Intravenous immunoglobulins as a treatment for Alzheimers disease: Rationale and current evidence
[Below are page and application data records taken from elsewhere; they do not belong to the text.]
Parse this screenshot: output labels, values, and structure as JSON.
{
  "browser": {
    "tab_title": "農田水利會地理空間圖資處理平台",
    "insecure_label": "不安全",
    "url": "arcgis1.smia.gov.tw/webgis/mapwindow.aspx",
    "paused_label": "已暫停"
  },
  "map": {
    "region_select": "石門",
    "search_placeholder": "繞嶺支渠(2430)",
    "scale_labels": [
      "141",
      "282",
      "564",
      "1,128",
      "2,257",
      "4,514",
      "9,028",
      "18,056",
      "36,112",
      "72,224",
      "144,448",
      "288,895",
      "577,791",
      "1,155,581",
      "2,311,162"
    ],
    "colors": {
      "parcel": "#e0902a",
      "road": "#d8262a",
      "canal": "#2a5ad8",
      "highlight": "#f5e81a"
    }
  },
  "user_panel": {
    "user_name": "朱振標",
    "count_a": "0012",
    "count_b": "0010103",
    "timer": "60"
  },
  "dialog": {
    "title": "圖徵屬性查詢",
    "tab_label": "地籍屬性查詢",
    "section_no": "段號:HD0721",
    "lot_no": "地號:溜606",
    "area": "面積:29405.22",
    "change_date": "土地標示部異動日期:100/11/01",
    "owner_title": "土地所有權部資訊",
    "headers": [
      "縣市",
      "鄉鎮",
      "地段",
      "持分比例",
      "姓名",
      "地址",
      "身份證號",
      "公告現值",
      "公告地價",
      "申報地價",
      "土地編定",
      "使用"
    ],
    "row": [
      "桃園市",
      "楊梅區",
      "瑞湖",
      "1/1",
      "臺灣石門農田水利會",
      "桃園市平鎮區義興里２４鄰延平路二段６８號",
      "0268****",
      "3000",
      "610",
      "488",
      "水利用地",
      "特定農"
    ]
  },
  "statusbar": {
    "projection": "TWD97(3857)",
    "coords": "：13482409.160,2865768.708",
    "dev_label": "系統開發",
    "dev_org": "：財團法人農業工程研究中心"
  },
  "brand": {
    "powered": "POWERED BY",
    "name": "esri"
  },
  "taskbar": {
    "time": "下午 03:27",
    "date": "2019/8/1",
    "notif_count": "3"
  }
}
Current treatment options for Alzheimers disease (AD) exert only a short-lived effect on disease symptoms. Active and passive immunotherapy have both been shown to be effective in clearing plaques, removing beta-amyloid (Abeta) and improving behaviour in animal models of AD. Although the first active immunization trial in humans was discontinued because of severe adverse effects, several new approaches are currently being investigated in clinical trials. Recently, commercially available intravenous immunoglobulins (IVIG) have been used in small pilot trials for the treatment of patients with AD, based on the hypothesis that IVIG contains naturally occurring autoantibodies (nAbs-Abeta) that specifically recognize and block the toxic effects of Abeta. Furthermore, these nAbs-Abeta are reduced in AD patients compared with healthy controls, supporting the notion of replacement with IVIG. Beyond the occurrence of nAbs-Abeta, evidence for several other mechanisms associated with IVIG in AD has been reported in preclinical experiments and clinical studies. In 2009, a phase III clinical trial involving more than 360 AD patients was initiated and may provide conclusive evidence for the effect of IVIG as a treatment option for AD in 2011. In this article, we review the current knowledge and scientific rationale for using IVIG in patients with AD and other neurodegenerative disorders.